_Exercise objective:_ Across the entries below, how many lines contain the string "JSON"? Give only the count.

Stored items
---*---

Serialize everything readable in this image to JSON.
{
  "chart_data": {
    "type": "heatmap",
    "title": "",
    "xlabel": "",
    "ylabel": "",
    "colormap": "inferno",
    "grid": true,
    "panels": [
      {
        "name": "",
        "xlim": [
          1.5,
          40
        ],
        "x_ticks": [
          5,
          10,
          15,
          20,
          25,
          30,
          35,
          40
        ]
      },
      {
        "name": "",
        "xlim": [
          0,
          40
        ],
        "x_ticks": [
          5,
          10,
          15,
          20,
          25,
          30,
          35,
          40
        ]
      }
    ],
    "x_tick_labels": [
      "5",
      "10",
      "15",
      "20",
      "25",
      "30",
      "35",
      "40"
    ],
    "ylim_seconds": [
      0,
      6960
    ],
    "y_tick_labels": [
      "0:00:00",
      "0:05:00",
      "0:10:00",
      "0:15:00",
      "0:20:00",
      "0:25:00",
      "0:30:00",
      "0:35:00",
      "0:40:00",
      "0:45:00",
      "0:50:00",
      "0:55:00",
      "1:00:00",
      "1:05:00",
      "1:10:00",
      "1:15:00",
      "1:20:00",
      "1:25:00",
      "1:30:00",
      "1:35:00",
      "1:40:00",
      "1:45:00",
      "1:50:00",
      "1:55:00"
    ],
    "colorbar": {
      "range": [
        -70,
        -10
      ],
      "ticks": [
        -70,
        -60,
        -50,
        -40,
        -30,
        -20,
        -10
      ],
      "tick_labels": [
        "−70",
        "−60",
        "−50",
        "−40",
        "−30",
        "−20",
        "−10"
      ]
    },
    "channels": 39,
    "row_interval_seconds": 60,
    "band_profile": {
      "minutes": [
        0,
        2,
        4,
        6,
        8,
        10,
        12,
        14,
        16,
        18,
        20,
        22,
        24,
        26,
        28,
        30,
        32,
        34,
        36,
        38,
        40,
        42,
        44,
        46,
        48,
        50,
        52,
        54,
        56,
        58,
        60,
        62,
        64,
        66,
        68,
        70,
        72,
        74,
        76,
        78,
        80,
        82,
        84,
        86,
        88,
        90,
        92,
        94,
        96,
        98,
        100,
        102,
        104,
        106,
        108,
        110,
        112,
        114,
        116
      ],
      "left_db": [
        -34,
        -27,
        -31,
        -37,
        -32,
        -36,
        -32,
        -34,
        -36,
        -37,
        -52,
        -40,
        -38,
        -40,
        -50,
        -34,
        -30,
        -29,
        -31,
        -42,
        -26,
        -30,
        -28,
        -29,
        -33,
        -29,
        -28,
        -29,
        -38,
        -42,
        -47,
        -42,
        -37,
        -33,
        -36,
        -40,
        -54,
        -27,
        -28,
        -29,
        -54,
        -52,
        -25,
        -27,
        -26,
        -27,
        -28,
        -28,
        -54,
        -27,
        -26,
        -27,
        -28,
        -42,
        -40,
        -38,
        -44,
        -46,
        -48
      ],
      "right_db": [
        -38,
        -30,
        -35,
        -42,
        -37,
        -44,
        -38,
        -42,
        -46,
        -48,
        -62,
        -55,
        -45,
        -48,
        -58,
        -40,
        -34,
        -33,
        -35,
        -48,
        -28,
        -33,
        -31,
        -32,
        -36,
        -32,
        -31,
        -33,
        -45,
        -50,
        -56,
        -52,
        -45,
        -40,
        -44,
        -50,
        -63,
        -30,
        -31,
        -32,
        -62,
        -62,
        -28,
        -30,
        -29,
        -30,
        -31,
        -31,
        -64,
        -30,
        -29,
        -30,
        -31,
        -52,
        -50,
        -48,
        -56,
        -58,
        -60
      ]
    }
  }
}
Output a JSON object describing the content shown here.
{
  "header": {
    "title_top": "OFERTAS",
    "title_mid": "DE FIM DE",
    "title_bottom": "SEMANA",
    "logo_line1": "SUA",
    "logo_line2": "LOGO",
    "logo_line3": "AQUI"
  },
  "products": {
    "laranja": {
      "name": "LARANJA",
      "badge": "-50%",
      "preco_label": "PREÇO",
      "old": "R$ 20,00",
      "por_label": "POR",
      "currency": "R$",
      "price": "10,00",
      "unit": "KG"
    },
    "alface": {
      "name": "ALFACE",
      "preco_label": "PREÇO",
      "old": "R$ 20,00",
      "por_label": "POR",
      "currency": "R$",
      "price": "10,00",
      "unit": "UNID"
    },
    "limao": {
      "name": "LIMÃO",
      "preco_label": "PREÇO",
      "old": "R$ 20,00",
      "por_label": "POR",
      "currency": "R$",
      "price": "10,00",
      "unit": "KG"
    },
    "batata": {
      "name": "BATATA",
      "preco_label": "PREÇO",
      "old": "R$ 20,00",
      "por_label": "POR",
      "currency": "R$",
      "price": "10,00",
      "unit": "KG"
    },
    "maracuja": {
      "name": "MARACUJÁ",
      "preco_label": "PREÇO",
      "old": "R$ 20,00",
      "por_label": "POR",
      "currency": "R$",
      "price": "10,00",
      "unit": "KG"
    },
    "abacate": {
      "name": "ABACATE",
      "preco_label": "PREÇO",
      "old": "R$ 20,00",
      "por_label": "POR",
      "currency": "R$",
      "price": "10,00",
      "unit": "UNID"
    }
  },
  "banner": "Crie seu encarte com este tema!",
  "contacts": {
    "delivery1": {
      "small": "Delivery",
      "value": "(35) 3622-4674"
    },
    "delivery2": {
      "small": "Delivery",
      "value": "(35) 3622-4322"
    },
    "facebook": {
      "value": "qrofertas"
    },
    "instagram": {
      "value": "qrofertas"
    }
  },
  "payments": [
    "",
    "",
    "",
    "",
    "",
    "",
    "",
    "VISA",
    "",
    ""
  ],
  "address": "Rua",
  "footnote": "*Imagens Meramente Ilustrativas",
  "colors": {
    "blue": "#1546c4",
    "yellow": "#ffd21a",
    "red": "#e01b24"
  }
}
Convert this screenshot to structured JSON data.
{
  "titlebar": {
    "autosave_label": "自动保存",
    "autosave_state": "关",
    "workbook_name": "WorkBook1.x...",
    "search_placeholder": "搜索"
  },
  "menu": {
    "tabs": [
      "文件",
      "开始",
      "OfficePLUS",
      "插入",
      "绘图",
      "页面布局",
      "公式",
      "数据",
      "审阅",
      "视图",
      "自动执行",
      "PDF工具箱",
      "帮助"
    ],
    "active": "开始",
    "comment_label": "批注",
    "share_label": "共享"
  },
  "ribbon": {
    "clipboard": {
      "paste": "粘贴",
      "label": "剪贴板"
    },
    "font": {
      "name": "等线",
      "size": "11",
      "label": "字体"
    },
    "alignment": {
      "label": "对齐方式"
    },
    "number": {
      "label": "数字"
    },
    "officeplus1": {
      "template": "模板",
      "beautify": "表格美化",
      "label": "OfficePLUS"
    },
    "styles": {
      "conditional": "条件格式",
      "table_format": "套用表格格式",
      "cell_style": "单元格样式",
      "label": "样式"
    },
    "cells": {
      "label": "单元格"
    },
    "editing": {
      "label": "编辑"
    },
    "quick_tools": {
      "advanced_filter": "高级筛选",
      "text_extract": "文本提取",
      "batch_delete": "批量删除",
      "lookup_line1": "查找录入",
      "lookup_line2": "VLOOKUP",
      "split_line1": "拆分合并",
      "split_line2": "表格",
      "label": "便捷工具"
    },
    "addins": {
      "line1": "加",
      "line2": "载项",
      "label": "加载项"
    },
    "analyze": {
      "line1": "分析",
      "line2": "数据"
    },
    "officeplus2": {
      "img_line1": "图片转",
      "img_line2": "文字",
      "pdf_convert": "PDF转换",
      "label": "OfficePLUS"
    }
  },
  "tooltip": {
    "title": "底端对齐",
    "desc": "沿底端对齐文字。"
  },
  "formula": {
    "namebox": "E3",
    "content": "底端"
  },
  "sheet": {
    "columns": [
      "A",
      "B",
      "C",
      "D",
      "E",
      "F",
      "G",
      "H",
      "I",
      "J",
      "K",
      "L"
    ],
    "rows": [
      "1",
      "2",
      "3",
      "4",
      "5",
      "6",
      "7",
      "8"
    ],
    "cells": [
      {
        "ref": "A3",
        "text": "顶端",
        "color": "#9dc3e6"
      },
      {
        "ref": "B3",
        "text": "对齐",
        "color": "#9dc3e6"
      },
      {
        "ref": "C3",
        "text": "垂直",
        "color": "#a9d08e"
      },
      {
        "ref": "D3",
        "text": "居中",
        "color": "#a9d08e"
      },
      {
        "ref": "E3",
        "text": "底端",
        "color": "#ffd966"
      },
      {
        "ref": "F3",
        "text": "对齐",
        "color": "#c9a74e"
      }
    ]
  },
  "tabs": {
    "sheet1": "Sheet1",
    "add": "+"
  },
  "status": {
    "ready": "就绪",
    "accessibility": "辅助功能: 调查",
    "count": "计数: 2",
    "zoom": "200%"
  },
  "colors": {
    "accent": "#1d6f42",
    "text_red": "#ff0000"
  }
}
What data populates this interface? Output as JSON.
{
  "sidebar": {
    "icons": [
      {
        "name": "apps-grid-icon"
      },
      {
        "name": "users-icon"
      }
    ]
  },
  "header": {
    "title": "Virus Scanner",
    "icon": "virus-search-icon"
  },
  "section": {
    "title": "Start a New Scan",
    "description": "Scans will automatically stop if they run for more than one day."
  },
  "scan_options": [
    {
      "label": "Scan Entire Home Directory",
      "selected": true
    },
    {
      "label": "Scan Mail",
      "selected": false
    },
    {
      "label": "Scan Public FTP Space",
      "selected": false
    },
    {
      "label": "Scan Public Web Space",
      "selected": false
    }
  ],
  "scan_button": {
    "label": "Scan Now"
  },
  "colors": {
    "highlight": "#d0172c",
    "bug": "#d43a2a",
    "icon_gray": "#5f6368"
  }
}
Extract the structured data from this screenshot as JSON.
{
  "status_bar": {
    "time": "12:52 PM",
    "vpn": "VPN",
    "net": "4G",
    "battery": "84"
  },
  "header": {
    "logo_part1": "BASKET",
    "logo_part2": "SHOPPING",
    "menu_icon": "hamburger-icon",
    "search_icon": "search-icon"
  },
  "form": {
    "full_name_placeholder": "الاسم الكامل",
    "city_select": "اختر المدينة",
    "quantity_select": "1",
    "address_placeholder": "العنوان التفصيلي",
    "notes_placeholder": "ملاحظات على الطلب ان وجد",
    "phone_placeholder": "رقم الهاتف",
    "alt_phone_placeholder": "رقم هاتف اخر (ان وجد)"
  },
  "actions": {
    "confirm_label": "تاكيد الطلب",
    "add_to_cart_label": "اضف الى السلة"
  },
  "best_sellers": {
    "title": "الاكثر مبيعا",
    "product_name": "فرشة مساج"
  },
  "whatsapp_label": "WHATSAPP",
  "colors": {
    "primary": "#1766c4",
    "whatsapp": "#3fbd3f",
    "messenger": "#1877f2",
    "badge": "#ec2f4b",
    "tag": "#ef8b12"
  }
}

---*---

_Finished exercise:_ 5